▽
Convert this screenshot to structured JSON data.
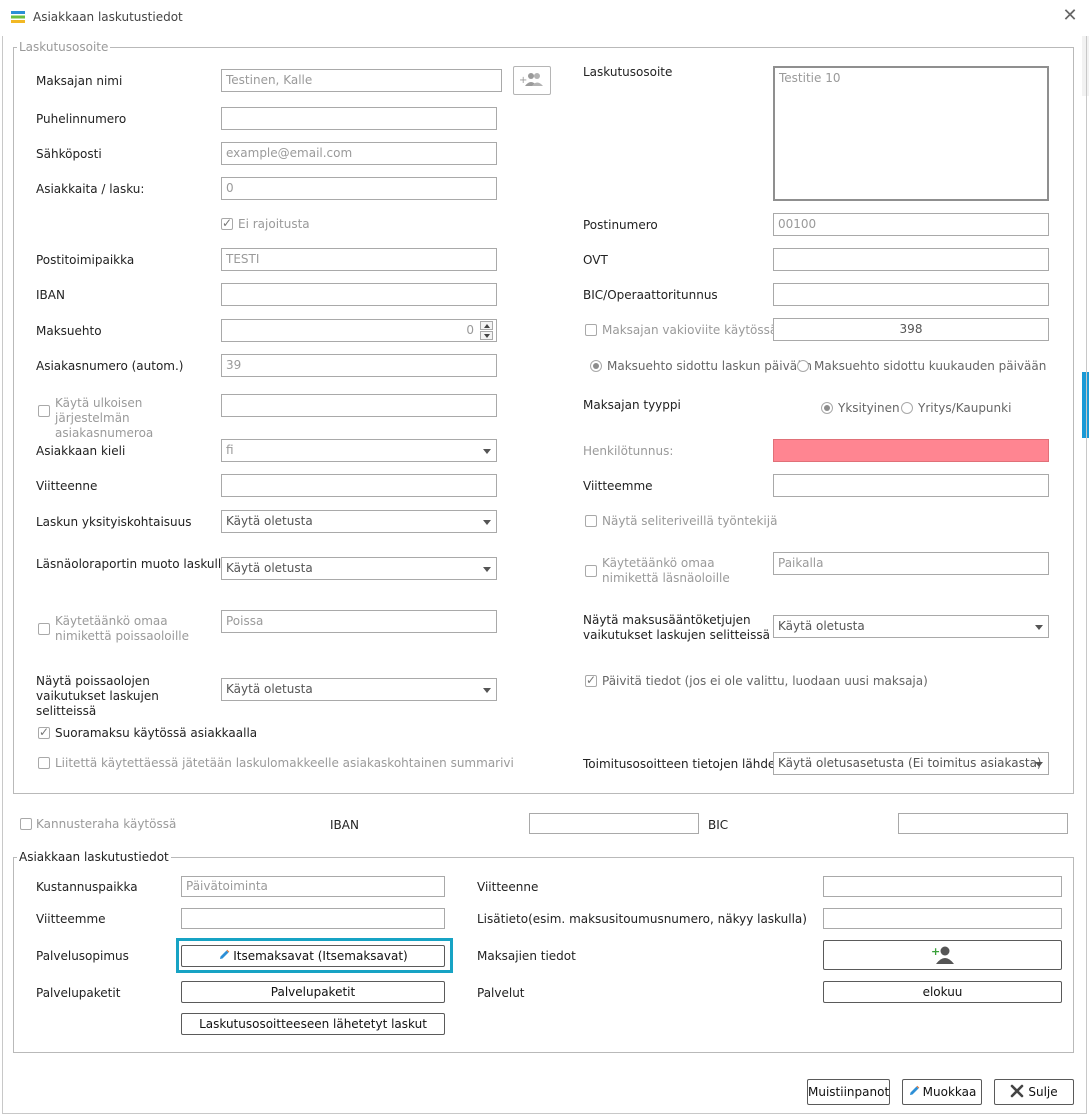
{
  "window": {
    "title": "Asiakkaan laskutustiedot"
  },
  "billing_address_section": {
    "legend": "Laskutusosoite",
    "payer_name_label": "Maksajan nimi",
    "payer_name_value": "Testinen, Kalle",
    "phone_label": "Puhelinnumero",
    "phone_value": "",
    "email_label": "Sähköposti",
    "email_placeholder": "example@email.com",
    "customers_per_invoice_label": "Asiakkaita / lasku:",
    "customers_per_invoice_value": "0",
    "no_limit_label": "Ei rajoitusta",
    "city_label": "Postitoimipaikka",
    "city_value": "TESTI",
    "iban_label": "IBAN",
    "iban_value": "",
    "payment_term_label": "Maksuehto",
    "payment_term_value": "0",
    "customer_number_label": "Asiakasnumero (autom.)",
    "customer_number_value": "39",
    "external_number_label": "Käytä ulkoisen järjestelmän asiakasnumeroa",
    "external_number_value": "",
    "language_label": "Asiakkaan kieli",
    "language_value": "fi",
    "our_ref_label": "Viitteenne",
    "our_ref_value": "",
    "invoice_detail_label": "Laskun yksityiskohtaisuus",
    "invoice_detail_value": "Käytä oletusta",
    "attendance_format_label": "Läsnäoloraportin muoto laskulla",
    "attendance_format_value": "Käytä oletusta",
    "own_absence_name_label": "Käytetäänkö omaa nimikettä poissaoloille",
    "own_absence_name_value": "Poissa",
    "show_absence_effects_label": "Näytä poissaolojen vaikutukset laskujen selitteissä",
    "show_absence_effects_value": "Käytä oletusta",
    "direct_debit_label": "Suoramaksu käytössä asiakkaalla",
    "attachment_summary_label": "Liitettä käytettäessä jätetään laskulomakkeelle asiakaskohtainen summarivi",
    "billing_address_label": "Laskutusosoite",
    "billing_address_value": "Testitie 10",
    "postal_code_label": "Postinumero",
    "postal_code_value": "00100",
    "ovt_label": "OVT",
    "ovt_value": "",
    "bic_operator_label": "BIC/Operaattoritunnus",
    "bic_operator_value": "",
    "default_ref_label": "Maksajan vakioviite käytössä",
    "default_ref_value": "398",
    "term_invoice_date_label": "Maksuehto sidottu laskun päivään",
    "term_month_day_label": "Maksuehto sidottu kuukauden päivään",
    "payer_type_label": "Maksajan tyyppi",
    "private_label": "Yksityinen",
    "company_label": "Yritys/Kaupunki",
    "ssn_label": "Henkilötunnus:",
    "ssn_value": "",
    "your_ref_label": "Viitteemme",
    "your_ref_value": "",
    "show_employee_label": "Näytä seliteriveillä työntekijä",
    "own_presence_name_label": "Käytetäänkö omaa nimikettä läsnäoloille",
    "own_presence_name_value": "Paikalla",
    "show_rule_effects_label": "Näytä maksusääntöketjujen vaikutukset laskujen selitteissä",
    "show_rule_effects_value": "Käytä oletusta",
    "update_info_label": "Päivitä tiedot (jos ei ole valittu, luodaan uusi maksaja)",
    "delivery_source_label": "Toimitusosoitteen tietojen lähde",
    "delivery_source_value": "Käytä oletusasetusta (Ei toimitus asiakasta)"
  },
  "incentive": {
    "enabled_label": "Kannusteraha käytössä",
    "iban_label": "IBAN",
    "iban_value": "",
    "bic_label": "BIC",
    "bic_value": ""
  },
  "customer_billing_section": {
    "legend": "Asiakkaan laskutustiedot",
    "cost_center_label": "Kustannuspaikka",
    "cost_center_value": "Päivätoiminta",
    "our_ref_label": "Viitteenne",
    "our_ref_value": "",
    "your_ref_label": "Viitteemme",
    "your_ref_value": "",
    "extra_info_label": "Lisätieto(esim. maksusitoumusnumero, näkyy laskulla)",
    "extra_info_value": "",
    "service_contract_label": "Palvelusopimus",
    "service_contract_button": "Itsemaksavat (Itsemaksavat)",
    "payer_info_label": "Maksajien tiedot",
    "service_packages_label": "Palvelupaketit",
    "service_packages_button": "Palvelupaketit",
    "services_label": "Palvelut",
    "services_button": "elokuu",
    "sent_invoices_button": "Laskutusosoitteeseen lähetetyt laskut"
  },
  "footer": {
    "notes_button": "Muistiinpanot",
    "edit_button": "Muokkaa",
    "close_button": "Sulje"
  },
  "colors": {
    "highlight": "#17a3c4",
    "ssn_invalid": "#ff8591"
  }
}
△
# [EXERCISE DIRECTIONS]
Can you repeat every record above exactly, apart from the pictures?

# [ANSWER AREA]
Convert this screenshot to structured JSON data.
{
  "window": {
    "title": "Asiakkaan laskutustiedot"
  },
  "billing_address_section": {
    "legend": "Laskutusosoite",
    "payer_name_label": "Maksajan nimi",
    "payer_name_value": "Testinen, Kalle",
    "phone_label": "Puhelinnumero",
    "phone_value": "",
    "email_label": "Sähköposti",
    "email_placeholder": "example@email.com",
    "customers_per_invoice_label": "Asiakkaita / lasku:",
    "customers_per_invoice_value": "0",
    "no_limit_label": "Ei rajoitusta",
    "city_label": "Postitoimipaikka",
    "city_value": "TESTI",
    "iban_label": "IBAN",
    "iban_value": "",
    "payment_term_label": "Maksuehto",
    "payment_term_value": "0",
    "customer_number_label": "Asiakasnumero (autom.)",
    "customer_number_value": "39",
    "external_number_label": "Käytä ulkoisen järjestelmän asiakasnumeroa",
    "external_number_value": "",
    "language_label": "Asiakkaan kieli",
    "language_value": "fi",
    "our_ref_label": "Viitteenne",
    "our_ref_value": "",
    "invoice_detail_label": "Laskun yksityiskohtaisuus",
    "invoice_detail_value": "Käytä oletusta",
    "attendance_format_label": "Läsnäoloraportin muoto laskulla",
    "attendance_format_value": "Käytä oletusta",
    "own_absence_name_label": "Käytetäänkö omaa nimikettä poissaoloille",
    "own_absence_name_value": "Poissa",
    "show_absence_effects_label": "Näytä poissaolojen vaikutukset laskujen selitteissä",
    "show_absence_effects_value": "Käytä oletusta",
    "direct_debit_label": "Suoramaksu käytössä asiakkaalla",
    "attachment_summary_label": "Liitettä käytettäessä jätetään laskulomakkeelle asiakaskohtainen summarivi",
    "billing_address_label": "Laskutusosoite",
    "billing_address_value": "Testitie 10",
    "postal_code_label": "Postinumero",
    "postal_code_value": "00100",
    "ovt_label": "OVT",
    "ovt_value": "",
    "bic_operator_label": "BIC/Operaattoritunnus",
    "bic_operator_value": "",
    "default_ref_label": "Maksajan vakioviite käytössä",
    "default_ref_value": "398",
    "term_invoice_date_label": "Maksuehto sidottu laskun päivään",
    "term_month_day_label": "Maksuehto sidottu kuukauden päivään",
    "payer_type_label": "Maksajan tyyppi",
    "private_label": "Yksityinen",
    "company_label": "Yritys/Kaupunki",
    "ssn_label": "Henkilötunnus:",
    "ssn_value": "",
    "your_ref_label": "Viitteemme",
    "your_ref_value": "",
    "show_employee_label": "Näytä seliteriveillä työntekijä",
    "own_presence_name_label": "Käytetäänkö omaa nimikettä läsnäoloille",
    "own_presence_name_value": "Paikalla",
    "show_rule_effects_label": "Näytä maksusääntöketjujen vaikutukset laskujen selitteissä",
    "show_rule_effects_value": "Käytä oletusta",
    "update_info_label": "Päivitä tiedot (jos ei ole valittu, luodaan uusi maksaja)",
    "delivery_source_label": "Toimitusosoitteen tietojen lähde",
    "delivery_source_value": "Käytä oletusasetusta (Ei toimitus asiakasta)"
  },
  "incentive": {
    "enabled_label": "Kannusteraha käytössä",
    "iban_label": "IBAN",
    "iban_value": "",
    "bic_label": "BIC",
    "bic_value": ""
  },
  "customer_billing_section": {
    "legend": "Asiakkaan laskutustiedot",
    "cost_center_label": "Kustannuspaikka",
    "cost_center_value": "Päivätoiminta",
    "our_ref_label": "Viitteenne",
    "our_ref_value": "",
    "your_ref_label": "Viitteemme",
    "your_ref_value": "",
    "extra_info_label": "Lisätieto(esim. maksusitoumusnumero, näkyy laskulla)",
    "extra_info_value": "",
    "service_contract_label": "Palvelusopimus",
    "service_contract_button": "Itsemaksavat (Itsemaksavat)",
    "payer_info_label": "Maksajien tiedot",
    "service_packages_label": "Palvelupaketit",
    "service_packages_button": "Palvelupaketit",
    "services_label": "Palvelut",
    "services_button": "elokuu",
    "sent_invoices_button": "Laskutusosoitteeseen lähetetyt laskut"
  },
  "footer": {
    "notes_button": "Muistiinpanot",
    "edit_button": "Muokkaa",
    "close_button": "Sulje"
  },
  "colors": {
    "highlight": "#17a3c4",
    "ssn_invalid": "#ff8591"
  }
}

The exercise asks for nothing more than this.